wars with France. The hospitality withir its walls gave tone to society in the city of Albany when “Aunt” Schuyler, or “the Madame," as she was sometimes called, was the presiding genius of the house. But the closing days of French power beheld Lord Howe's corpse in the mansion which he had often visited as a guest; and the barns turned into hospitals for the defeated forces of Abercrombie. Then, in more peaceful times, the house was burned, and afterward restored to something like its original proportions just before the war of the Revolution.
The second Schuyler house is the one at Schuylerville, which was known as General Schuyler's country place at Saratoga. The original house belonged to an uncle of the General's, who was burned in the house by the French and Indians under Marin. This uncle bequeathed his estate to General Schuyler, who also came into possession of several parts of other estates in that locality. A new house was erected near the site of the one that was burned, and the water-power was used by the construction of saw and grist mills. When Burgoyne swept down from the North
THE HISTORIC STAIRCASE,
General Schuyler had already taken out 6,000 logs, which were directly in the path of the invader, and were lost by fire, together with the mills and the new residence. The fact that the logs were there is claimed by some to prove that Burgoyne was not expected to advance so far to the southward before being stopped. Just after the surrender, General Schuyler built the present edifice, of wood, but it is not occupied to-day by any of his descendants or relatives.
The third “Schuyler house" is the one which has passed into history with that distinctive name. Although it has not the earlier associations
of the other two, yet its memories of the Revolution entitle it to the prominence that it has received, and make it worthy to be sketched by both the pencil and the pen. The Albany of the Revolution was still a stockaded city. To the northward were “the flats,” to the southward were “the pastures," where the city herdsman cared for the cattle and drove them home at night. At a distance of half a mile from the stockade, and just beyond the pastures, stood the mansion of General Schuyler. It was

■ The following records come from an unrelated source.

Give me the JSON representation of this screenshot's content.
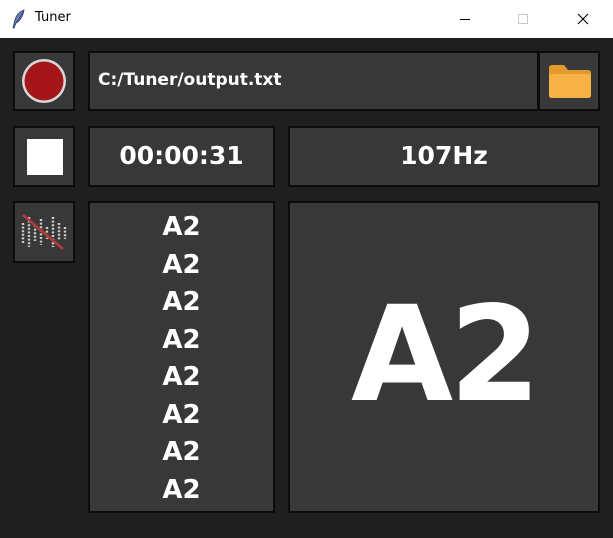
{
  "window": {
    "title": "Tuner",
    "icon": "feather-icon",
    "controls": [
      "minimize-icon",
      "maximize-icon",
      "close-icon"
    ]
  },
  "toolbar": {
    "record_icon": "record-icon",
    "output_path": "C:/Tuner/output.txt",
    "folder_icon": "folder-icon",
    "stop_icon": "stop-icon",
    "waveform_icon": "waveform-muted-icon"
  },
  "status": {
    "elapsed_time": "00:00:31",
    "frequency": "107Hz"
  },
  "notes": {
    "history": [
      "A2",
      "A2",
      "A2",
      "A2",
      "A2",
      "A2",
      "A2",
      "A2"
    ],
    "current": "A2"
  },
  "colors": {
    "background": "#1f1f1f",
    "panel": "#383838",
    "panel_border": "#0c0c0c",
    "text": "#ffffff",
    "record_red": "#a4161a",
    "folder_orange": "#f6b244"
  }
}
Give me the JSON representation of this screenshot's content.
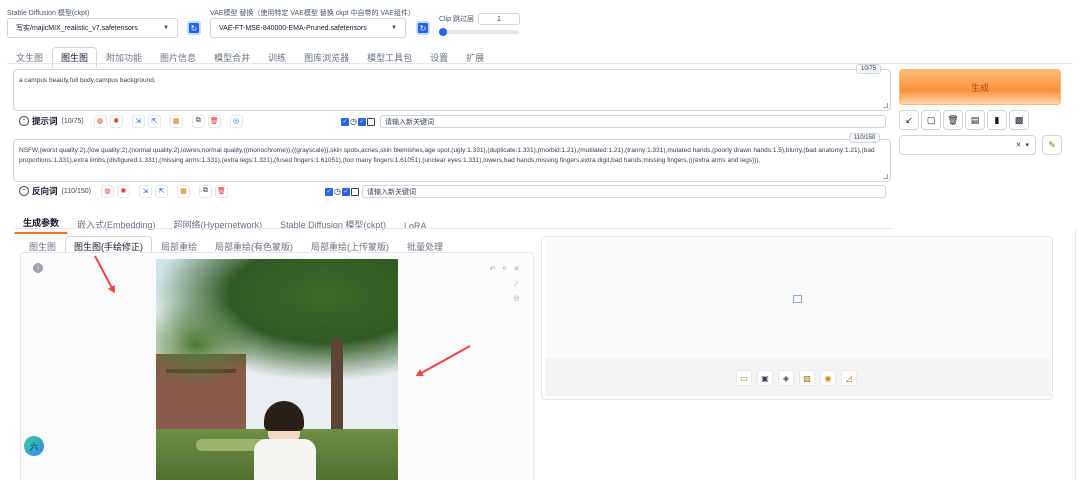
{
  "top": {
    "sd_model_label": "Stable Diffusion 模型(ckpt)",
    "sd_model_value": "写实/majicMIX_realistic_v7.safetensors",
    "vae_label": "VAE模型 替换（使用特定 VAE模型 替换 ckpt 中自带的 VAE组件）",
    "vae_value": "VAE-FT-MSE-840000-EMA-Pruned.safetensors",
    "clip_label": "Clip 跳过层",
    "clip_value": "1"
  },
  "main_tabs": [
    "文生图",
    "图生图",
    "附加功能",
    "图片信息",
    "模型合并",
    "训练",
    "图库浏览器",
    "模型工具包",
    "设置",
    "扩展"
  ],
  "prompt": {
    "text": "a campus beauty,full body,campus background,",
    "counter": "10/75",
    "label": "提示词",
    "count": "(10/75)",
    "keyword_placeholder": "请输入新关键词"
  },
  "negative": {
    "text": "NSFW,(worst quality:2),(low quality:2),(normal quality:2),lowres,normal quality,((monochrome)),((grayscale)),skin spots,acnes,skin blemishes,age spot,(ugly:1.331),(duplicate:1.331),(morbid:1.21),(mutilated:1.21),(tranny:1.331),mutated hands,(poorly drawn hands:1.5),blurry,(bad anatomy:1.21),(bad proportions:1.331),extra limbs,(disfigured:1.331),(missing arms:1.331),(extra legs:1.331),(fused fingers:1.61051),(too many fingers:1.61051),(unclear eyes:1.331),lowers,bad hands,missing fingers,extra digit,bad hands,missing fingers,(((extra arms and legs))),",
    "counter": "110/150",
    "label": "反向词",
    "count": "(110/150)",
    "keyword_placeholder": "请输入新关键词"
  },
  "generate_label": "生成",
  "param_tabs": [
    "生成参数",
    "嵌入式(Embedding)",
    "超网络(Hypernetwork)",
    "Stable Diffusion 模型(ckpt)",
    "LoRA"
  ],
  "img_tabs": [
    "图生图",
    "图生图(手绘修正)",
    "局部重绘",
    "局部重绘(有色蒙版)",
    "局部重绘(上传蒙版)",
    "批量处理"
  ],
  "floating_badge": "六",
  "colors": {
    "accent": "#2563eb",
    "generate": "#fb923c",
    "arrow": "#ef4444"
  }
}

of honest brick throughout, and not, like most of the city houses, a wooden structure with a veneered front of bricks“ brought from Holland." To-day the walls and the oaken window-sills show no reason why they might not last for centuries to come, unless the onward march of business shall demand the destruction of the relic. So long as it lasts the Schuyler mansion stands as a link between the past and the present. At the time it was built, just before the Revolution, there were still standing, and since destroyed: the Wendell house on the south side of State Street, near Pearl,

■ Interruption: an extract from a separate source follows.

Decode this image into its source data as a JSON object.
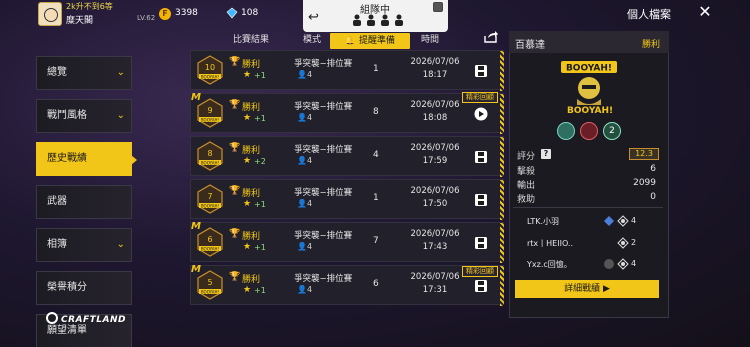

with its warehouse door in the center; the Stevenson house, with its broad expanse of front and its spacious hall; the Yates house a little way up the hill; the Killian Van Rensselaer house on the corner of Lodge Street; the Caldwell mansion near the foot of the hill; the resi. dence of Philip Livingston, a signer of the Declaration, on the opposite side of the street; the famous Lydius house, a veteran “gableender," on the corner of Pearl Street; the Vanderheyden Palace, in North Pearl
Street, with its terGERTRUDE SCHUYLER, WIFE OF DR. JOHN COCHRANE.*

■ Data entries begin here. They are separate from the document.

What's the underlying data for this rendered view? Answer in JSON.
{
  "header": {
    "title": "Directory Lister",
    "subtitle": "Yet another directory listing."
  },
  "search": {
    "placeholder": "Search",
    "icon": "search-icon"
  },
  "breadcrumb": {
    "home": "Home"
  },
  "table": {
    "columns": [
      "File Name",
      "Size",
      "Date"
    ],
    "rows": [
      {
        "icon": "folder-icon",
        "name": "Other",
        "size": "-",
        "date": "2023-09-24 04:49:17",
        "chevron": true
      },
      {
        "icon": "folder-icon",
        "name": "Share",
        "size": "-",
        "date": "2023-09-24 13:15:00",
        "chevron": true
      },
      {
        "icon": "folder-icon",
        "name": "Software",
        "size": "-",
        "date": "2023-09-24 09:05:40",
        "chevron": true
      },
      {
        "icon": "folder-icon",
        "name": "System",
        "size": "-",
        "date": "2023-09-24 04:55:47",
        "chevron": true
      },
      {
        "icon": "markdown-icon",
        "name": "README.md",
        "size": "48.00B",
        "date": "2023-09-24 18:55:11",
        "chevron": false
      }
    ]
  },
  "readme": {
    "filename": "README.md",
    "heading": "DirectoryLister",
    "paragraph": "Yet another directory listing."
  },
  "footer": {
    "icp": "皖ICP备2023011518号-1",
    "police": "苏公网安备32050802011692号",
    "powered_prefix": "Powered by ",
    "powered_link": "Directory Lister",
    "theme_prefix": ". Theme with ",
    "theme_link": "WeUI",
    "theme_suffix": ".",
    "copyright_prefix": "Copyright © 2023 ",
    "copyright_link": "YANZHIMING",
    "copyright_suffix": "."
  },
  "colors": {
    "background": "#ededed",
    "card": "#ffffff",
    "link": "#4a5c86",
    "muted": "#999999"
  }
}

raced gables and (From an original sketch made by Madame de Neuville, wife of the French
elaborate weather. Ambassador, while seated on the floor at the feet of Mrs. Cochrane.)
vanes; the more modest Pruyn homestead, close by; the Gansevoort house, in Broadway, where Stanwix Hall now stands; the mansion of David Fonda close at hand; and the house of Teunis Van Vechten, nearly opposite. All of these, and many more, have been destroyed, or have been disguised with modern fronts. Even “the Whitehall” mansion, which the Tories of the Revolution made their headquarters, has lately fallen by fire. The surviv.